    On the new G0 revision processors- these are using a newer, cheaper process to manufacture, so they are cheaper to produce. The older, 1066mhz FSB CPU's use an older process and more expensive to produce. There is really little gain though from the higher FSB speed, which as you've now seen- are still connected to 400 (or 533mhz) memory bus. As the data fed to them is fixed/reduced in size, it doesn't really matter much how fast the FSB speed is if the flow of data is only so much.
  19. judicious

    judicious TS Rookie Topic Starter Posts: 86

    thanks for all the great feedback and info! Learning a lot! :D
  20. judicious

    judicious TS Rookie Topic Starter Posts: 86

    I want to start purchasing my parts.

    Crucial Ballistix Tracer 2GB (2 x 1GB) 240-Pin DDR2 SDRAM DDR2 800 (PC2 6400) Dual Channel Kit Desktop Memory

    Has a Voltage of 2.2, I do not have to worry about this with the GIGABYTE GA-P35-DS3P Rev 2.0 LGA 775 Intel P35 ATX Ultra Durable 2, Ultra Cooling Intel Motherboard right? I checked the memory list for the MOBO and it says its compatible. I'm just curious about the voltage thing again. :confused:

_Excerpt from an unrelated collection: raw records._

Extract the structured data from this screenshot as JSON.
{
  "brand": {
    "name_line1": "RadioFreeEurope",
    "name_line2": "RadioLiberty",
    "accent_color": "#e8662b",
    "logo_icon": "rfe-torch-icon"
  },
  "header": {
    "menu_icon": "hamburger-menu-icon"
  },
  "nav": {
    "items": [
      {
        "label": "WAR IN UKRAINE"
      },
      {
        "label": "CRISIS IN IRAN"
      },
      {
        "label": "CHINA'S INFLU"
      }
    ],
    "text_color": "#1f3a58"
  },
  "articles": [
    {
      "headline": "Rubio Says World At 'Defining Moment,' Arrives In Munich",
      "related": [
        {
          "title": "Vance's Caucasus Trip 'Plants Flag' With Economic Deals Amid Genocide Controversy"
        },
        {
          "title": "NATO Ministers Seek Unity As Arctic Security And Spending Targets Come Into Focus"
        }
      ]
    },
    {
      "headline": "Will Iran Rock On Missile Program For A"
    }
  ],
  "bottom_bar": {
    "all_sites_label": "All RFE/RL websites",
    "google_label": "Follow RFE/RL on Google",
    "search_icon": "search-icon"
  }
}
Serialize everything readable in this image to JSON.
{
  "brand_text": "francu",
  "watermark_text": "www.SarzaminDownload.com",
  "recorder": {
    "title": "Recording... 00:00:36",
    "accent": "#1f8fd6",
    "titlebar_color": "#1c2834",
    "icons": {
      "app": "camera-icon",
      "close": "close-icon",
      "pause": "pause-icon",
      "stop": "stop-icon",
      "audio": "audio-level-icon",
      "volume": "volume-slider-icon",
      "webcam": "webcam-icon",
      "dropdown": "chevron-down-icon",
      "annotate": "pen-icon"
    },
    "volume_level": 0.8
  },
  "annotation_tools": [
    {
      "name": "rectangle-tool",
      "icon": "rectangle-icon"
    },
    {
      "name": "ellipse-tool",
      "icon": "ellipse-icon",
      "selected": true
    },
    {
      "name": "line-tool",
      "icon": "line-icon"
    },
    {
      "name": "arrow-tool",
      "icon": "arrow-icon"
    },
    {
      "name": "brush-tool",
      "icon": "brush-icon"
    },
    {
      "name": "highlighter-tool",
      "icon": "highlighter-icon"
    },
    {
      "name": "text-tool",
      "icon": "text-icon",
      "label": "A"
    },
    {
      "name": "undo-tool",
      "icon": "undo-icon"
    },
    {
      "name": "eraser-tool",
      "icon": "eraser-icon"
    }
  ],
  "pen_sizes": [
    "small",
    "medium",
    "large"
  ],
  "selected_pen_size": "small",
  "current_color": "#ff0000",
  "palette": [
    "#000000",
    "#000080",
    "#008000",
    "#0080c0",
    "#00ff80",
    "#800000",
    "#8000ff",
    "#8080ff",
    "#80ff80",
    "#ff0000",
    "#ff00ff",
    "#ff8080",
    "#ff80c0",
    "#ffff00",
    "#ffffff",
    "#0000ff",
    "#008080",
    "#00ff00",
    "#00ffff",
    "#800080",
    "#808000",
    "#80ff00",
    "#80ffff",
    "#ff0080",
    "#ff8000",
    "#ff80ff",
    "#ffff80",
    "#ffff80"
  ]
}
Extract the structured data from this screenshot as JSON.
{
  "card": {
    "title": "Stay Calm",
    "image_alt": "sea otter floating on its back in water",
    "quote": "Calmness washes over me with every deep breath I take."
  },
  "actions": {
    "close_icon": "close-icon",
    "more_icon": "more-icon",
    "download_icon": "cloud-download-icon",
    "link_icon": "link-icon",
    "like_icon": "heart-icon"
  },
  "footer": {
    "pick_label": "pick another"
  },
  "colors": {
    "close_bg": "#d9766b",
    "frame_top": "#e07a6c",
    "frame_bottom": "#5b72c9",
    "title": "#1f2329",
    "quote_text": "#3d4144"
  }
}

    All I have to do is go into the BIOS and set the volt to 2.2 right? Or how do I know if the MOBO will automatically adjust the DDR Ram to its correct voltage?

    Thanks!
  21. Sharkfood

    Sharkfood TS Guru Posts: 1,198

    As you are going with 2.2V memories, I would assume if it's listed on the motherboard compatibility list then it should post at the default ddr2-667 @ 1.8V setting. This will allow you to go in the BIOS and properly set speed and voltage.

    When you get your system built, that first boot-up/post, you should go into the BIOS and setup DDR2-800 speed, as well as visit the dram voltage setting and ensure to put this at 2.2V. Save/Exit, reset.. and it should then boot-up at full DDR2-800 speed.

    I strong recommend making a Memtest86+ floppy or burn a bootable cd. This is a really good way to test a brand new system for stability prior to installing the OS. If you can get a few runs of this to work with 0 errors, chances of problems installing the OS and instabilities are greatly reduced.
  22. judicious

    judicious TS Rookie Topic Starter Posts: 86

    Sine I never built a computer before, if there are errors, does it tell you? And make you reboot again and again until the errors or gone?

    What is the Memtest86+ for? Do I just burn the Pre-Compile Bootable ISO onto a CD and on the FIRST boot, I boot from disc?

    What happens if I don't use Memtest86+?

    Thanks again for your prompt response!
  23. captaincranky

    captaincranky TechSpot Addict Posts: 10,664   +879

    This may be marketing, or manufacturing considerations on Intels part.
    Intel knows that you would have to buy a new board if you buy a CPU with the 1333 FSB. Whereas, the E6600 is a retrofit part. They might be gambling you'll buy the new board from them!

    They are gearing their production facilities toward the newer units and probably have more production set up for the later CD2s and the new Penryn 45 NM CPUs. If I can (and do) make more faster, then I can sell it cheaper.
  24. judicious

    judicious TS Rookie Topic Starter Posts: 86

  25. judicious

    judicious TS Rookie Topic Starter Posts: 86

    im searching for 8600GT 512mb...but there's so many sub brands....like EVGA, XFX, PNY, etc...which one is better? Or what is the best way to pick one of those out?
Topic Status:
Not open for further replies.


Add New Comment

TechSpot Members
Login or sign up for free,
it takes about 30 seconds.
You may also...


Get complete access to the TechSpot community. Join thousands of technology enthusiasts that contribute and share knowledge in our forum. Get a private inbox, upload your own photo gallery and more.